ASP co-hosted a workshop at Princeton University with the UN Office of the Special Representative of the Secretary-General for Children and Armed Conflict, and the Liechtenstein Institute on Self-Determination at Princeton University, on Conflict-Related Sexual Violence: from Recognition to Response.
4 November: Event
ASP presented at an “Emerging Practice Webinar on Survivor-centred health responses for male survivors and SOGIESC: Learning from a multi-method study” organised on behalf of the Intersectionality pillar of the East and Southern Africa Regional GBV Working Group.
8-10 November: Training
ASP presented its work on CRSV against men and boys at “Human Security Training” organised by NATO in Sibiu, Romania.
28-29 November: Event
ASP co-organised panel at the UK FCDO’s Preventing Sexual Violence Initiative.
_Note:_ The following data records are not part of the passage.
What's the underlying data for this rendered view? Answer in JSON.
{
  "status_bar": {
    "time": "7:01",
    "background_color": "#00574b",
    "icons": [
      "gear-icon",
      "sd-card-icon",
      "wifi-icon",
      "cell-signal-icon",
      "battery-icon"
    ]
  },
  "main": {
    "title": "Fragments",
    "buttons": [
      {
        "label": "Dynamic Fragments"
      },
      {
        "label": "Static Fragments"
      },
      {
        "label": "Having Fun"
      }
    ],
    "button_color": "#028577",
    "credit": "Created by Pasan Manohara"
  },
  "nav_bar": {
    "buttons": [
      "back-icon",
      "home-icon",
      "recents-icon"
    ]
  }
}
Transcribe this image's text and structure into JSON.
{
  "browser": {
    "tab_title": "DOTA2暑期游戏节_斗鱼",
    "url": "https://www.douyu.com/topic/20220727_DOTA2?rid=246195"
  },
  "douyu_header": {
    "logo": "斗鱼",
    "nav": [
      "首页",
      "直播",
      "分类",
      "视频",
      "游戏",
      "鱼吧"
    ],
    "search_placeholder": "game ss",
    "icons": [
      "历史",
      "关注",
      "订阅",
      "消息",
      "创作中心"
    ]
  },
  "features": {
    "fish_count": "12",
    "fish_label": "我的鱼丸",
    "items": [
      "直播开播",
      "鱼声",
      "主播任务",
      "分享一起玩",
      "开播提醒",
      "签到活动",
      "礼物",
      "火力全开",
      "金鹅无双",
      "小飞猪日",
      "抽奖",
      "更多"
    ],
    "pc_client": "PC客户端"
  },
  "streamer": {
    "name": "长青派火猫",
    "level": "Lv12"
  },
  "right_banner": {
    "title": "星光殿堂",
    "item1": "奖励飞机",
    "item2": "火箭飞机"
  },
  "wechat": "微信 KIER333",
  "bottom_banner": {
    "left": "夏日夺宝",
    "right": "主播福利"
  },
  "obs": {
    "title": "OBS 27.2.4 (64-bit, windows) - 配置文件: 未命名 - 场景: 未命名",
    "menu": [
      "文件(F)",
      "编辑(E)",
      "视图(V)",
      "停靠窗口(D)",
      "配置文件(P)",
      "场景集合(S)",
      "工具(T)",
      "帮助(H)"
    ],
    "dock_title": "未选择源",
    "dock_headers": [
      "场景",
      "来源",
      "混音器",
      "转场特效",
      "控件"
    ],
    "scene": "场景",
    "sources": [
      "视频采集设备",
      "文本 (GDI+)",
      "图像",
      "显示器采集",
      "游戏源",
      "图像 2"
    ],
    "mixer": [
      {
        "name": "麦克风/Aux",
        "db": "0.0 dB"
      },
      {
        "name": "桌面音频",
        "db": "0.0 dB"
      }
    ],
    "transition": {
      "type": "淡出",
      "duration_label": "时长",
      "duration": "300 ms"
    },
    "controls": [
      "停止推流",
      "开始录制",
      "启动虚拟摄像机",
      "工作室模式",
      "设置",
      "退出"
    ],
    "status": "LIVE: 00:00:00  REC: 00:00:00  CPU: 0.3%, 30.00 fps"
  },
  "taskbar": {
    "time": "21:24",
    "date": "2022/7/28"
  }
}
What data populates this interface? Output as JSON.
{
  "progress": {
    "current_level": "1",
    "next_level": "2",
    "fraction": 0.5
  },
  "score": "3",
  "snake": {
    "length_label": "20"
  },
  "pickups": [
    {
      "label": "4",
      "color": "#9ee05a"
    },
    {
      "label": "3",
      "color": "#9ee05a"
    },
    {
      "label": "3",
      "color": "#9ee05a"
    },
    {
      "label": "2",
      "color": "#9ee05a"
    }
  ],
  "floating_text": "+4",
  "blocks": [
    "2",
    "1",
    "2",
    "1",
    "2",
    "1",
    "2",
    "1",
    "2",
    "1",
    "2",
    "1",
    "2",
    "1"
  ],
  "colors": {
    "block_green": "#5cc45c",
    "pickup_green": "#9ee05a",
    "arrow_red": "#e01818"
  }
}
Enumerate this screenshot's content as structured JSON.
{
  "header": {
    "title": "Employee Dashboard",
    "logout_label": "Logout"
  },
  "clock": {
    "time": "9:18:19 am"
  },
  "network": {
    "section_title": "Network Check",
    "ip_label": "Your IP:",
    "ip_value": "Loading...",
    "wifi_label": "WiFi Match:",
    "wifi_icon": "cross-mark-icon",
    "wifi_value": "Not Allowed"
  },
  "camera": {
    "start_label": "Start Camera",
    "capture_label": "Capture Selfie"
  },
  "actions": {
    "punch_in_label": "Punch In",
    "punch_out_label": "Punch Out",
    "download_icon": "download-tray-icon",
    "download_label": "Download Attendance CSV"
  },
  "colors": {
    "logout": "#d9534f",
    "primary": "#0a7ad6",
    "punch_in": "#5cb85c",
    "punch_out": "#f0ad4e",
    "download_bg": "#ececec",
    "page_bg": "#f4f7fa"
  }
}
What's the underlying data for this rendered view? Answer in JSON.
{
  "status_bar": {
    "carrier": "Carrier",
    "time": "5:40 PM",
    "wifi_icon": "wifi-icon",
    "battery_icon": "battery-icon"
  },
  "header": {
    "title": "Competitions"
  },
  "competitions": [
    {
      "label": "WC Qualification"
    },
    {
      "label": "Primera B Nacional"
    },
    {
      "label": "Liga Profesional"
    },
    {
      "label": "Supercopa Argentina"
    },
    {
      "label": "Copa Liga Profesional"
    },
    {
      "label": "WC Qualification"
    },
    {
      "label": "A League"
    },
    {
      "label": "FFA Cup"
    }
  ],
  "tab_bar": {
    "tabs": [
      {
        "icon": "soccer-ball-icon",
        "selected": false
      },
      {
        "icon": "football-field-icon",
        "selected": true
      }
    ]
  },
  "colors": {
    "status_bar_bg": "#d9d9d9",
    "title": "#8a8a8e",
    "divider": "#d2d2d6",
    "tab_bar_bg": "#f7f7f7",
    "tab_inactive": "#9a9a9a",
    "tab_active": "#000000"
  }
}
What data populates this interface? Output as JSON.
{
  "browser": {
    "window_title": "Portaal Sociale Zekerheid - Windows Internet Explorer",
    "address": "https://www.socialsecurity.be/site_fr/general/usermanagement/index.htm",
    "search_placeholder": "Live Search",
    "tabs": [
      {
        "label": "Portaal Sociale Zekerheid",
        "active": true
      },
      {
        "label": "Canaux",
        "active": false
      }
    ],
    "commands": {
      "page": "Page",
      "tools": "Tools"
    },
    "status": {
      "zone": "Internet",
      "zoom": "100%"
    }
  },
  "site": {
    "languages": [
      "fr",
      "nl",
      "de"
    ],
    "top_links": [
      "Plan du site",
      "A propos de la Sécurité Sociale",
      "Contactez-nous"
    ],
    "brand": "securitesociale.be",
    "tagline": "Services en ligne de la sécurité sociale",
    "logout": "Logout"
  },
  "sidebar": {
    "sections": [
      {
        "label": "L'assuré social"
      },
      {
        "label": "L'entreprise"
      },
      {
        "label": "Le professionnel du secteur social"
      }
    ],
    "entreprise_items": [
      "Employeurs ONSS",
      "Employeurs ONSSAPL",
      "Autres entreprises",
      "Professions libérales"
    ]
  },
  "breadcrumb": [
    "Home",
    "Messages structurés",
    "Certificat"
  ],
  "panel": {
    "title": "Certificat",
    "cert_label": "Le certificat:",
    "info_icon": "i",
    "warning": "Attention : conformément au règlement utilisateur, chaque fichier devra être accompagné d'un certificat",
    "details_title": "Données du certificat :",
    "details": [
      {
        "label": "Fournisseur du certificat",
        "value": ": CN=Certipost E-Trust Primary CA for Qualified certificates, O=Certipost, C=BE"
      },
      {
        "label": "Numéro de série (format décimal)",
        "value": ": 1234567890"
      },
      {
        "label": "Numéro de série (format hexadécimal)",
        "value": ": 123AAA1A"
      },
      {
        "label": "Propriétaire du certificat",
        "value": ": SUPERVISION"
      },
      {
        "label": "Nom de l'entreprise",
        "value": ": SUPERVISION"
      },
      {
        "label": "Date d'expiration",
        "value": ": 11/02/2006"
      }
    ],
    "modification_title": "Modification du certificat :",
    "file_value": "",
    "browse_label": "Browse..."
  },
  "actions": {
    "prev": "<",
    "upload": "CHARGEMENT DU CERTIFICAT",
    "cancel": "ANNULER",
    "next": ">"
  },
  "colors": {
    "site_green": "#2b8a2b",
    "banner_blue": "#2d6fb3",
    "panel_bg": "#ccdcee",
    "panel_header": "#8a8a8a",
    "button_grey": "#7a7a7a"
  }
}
The panel organised with Legal Action Worldwide focuses on sexual violence against people with diverse sexual orientation and gender identity: “Overlooked and underserved: Improving responses to conflict related sexual and gender-based violence against LGBTQI+ people”.
12 December: Report
12 December: Briefing
23 December: Policy paper
ASP continued to strengthen its governance and expanded its team with the addition of new Board members:
Barbara Pirto, Director of Finance with Physicians for Human Rights and former Global Director of Finance with Human Rights Watch (HRW) joined us as Treasurer to the Liechtenstein Board of Trustees.
Sahar Khalil, an operations professional with expertise in change management, operational planning, strategy development, finance, monitoring and evaluation, and risk management joined our UK Board of Trustees. Sahar currently works as the Global Project Manager at HRW where she oversees operations work in the Americas region and manages change-related projects.
Gary Barker joined our Board of Advisors. He is President, CEO and co-founder of Equimundo Center for Masculinities and Social Justice (formerly Promundo-US), a major contributor to international activism on male allyship in gender equality. He has been a global voice in engaging men and boys in advancing gender equality, gender justice and positive masculinities for three decades. He was the first Executive Director of Instituto Promundo in Brazil and led its pioneering work on healthy masculinities.
All Survivors Project would like to thank our generous donors for their contributions in 2022.
- Oak Foundation
- Principality of Liechtenstein
- Foreign and Commonwealth Development Office
- Federal Foreign Office of Germany
- Swiss Agency for Development Cooperation
- Kingdom of Norway
Board of Trustees and Board of Advisors
Board of Trustees in Liechtenstein
- Barbara Pirto – Treasurer
- Benyam Dawit Mezmur – Trustee
- Joachim Theis – Chair
- Philipp Wanger – Company Secretary
Board of Trustees in England and Wales
- Keith Burnet – Chair
- Sahar Khalil – Trustee
- Professor Kaveh Shakib – Trustee
Board of Advisors
- Aryeh Neier – Open Society Foundation
- Gary Barker – Equimundo Center for Masculinities and Social Justice
- H.E. Mr Christian Wenaweser – Permanent Representative of the Principality of Liechtenstein to the UN
- Lama Fakih – Human Rights Watch
- Lara Stemple – UCLA Law
- Nelly Staderini – Médecins Sans Frontières
- Professor Manfred Nowak – The University of Vienna
 Other co-sponsors included the Ludwig Boltzmann Institute of Fundamental and Human Rights, and the Permanent Missions of Austria and Liechtenstein to the UN in New York.
 Truth Commission, Final Report, Resistir no es aguantar. Violencias y daños contra los pueblos étnicos de Colombia, August 2022, (Spanish only), https://www.comisiondelaverdad.co/resistir-no-es-aguantar
 Red de Mujures is a national network of women victims of sexual violence and human rights defenders, and a founding member of the Global Network of Victims and Survivors to End Sexual Violence (SEMA). The Focal Groups (one representing male victims/survivors who identify as heterosexual and the second representing those who identify with diverse sexual orientation) are supported Red de Mujures and by the gender and differential approach group of the SJP’s Unit of Investigation and Accusation (UIA).
 Bangui is the capital of CAR, Bria is the capital of Haute-Kotto prefecture in the centre of CAR, and Zemio is a “sous-prefecture” town of Haut-Mbomou prefecture in the south-east of the country.